HOW TO COMPLETE THIS TASK =
Each record that follows should be reproduced in full, character for character.

EXTRACTED MATERIAL =
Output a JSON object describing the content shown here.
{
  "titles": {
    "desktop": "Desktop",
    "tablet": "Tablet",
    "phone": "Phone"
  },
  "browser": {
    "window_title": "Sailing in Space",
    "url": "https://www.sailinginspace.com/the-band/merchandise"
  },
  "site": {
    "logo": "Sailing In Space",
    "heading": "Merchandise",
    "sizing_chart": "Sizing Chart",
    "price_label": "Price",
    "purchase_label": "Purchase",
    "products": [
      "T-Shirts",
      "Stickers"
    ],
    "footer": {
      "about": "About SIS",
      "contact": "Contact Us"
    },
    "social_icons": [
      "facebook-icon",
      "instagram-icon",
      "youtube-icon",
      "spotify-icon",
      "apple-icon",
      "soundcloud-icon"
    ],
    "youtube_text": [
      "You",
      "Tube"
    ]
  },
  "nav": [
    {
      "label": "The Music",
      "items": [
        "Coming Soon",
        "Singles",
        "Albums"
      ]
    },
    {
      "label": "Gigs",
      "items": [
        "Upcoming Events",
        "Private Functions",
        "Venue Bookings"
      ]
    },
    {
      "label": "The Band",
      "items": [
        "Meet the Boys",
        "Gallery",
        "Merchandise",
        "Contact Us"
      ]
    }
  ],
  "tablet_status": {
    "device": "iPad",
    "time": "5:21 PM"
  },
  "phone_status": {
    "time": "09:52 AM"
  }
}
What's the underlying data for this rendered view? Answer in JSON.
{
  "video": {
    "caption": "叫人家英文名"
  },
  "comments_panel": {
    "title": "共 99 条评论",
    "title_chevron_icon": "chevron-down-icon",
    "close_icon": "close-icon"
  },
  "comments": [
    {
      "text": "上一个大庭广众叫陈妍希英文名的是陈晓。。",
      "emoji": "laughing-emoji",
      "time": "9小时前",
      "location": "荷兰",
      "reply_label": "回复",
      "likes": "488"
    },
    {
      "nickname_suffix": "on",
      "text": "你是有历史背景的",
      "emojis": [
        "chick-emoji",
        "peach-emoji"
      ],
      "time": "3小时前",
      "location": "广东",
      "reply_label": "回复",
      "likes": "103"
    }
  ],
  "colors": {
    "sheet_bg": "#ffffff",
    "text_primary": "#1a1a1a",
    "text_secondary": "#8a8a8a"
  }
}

ANSWER TO THIS TASK =
Output a JSON object describing the content shown here.
{
  "titles": {
    "desktop": "Desktop",
    "tablet": "Tablet",
    "phone": "Phone"
  },
  "browser": {
    "window_title": "Sailing in Space",
    "url": "https://www.sailinginspace.com/the-band/merchandise"
  },
  "site": {
    "logo": "Sailing In Space",
    "heading": "Merchandise",
    "sizing_chart": "Sizing Chart",
    "price_label": "Price",
    "purchase_label": "Purchase",
    "products": [
      "T-Shirts",
      "Stickers"
    ],
    "footer": {
      "about": "About SIS",
      "contact": "Contact Us"
    },
    "social_icons": [
      "facebook-icon",
      "instagram-icon",
      "youtube-icon",
      "spotify-icon",
      "apple-icon",
      "soundcloud-icon"
    ],
    "youtube_text": [
      "You",
      "Tube"
    ]
  },
  "nav": [
    {
      "label": "The Music",
      "items": [
        "Coming Soon",
        "Singles",
        "Albums"
      ]
    },
    {
      "label": "Gigs",
      "items": [
        "Upcoming Events",
        "Private Functions",
        "Venue Bookings"
      ]
    },
    {
      "label": "The Band",
      "items": [
        "Meet the Boys",
        "Gallery",
        "Merchandise",
        "Contact Us"
      ]
    }
  ],
  "tablet_status": {
    "device": "iPad",
    "time": "5:21 PM"
  },
  "phone_status": {
    "time": "09:52 AM"
  }
}
What's the underlying data for this rendered view? Answer in JSON.
{
  "video": {
    "caption": "叫人家英文名"
  },
  "comments_panel": {
    "title": "共 99 条评论",
    "title_chevron_icon": "chevron-down-icon",
    "close_icon": "close-icon"
  },
  "comments": [
    {
      "text": "上一个大庭广众叫陈妍希英文名的是陈晓。。",
      "emoji": "laughing-emoji",
      "time": "9小时前",
      "location": "荷兰",
      "reply_label": "回复",
      "likes": "488"
    },
    {
      "nickname_suffix": "on",
      "text": "你是有历史背景的",
      "emojis": [
        "chick-emoji",
        "peach-emoji"
      ],
      "time": "3小时前",
      "location": "广东",
      "reply_label": "回复",
      "likes": "103"
    }
  ],
  "colors": {
    "sheet_bg": "#ffffff",
    "text_primary": "#1a1a1a",
    "text_secondary": "#8a8a8a"
  }
}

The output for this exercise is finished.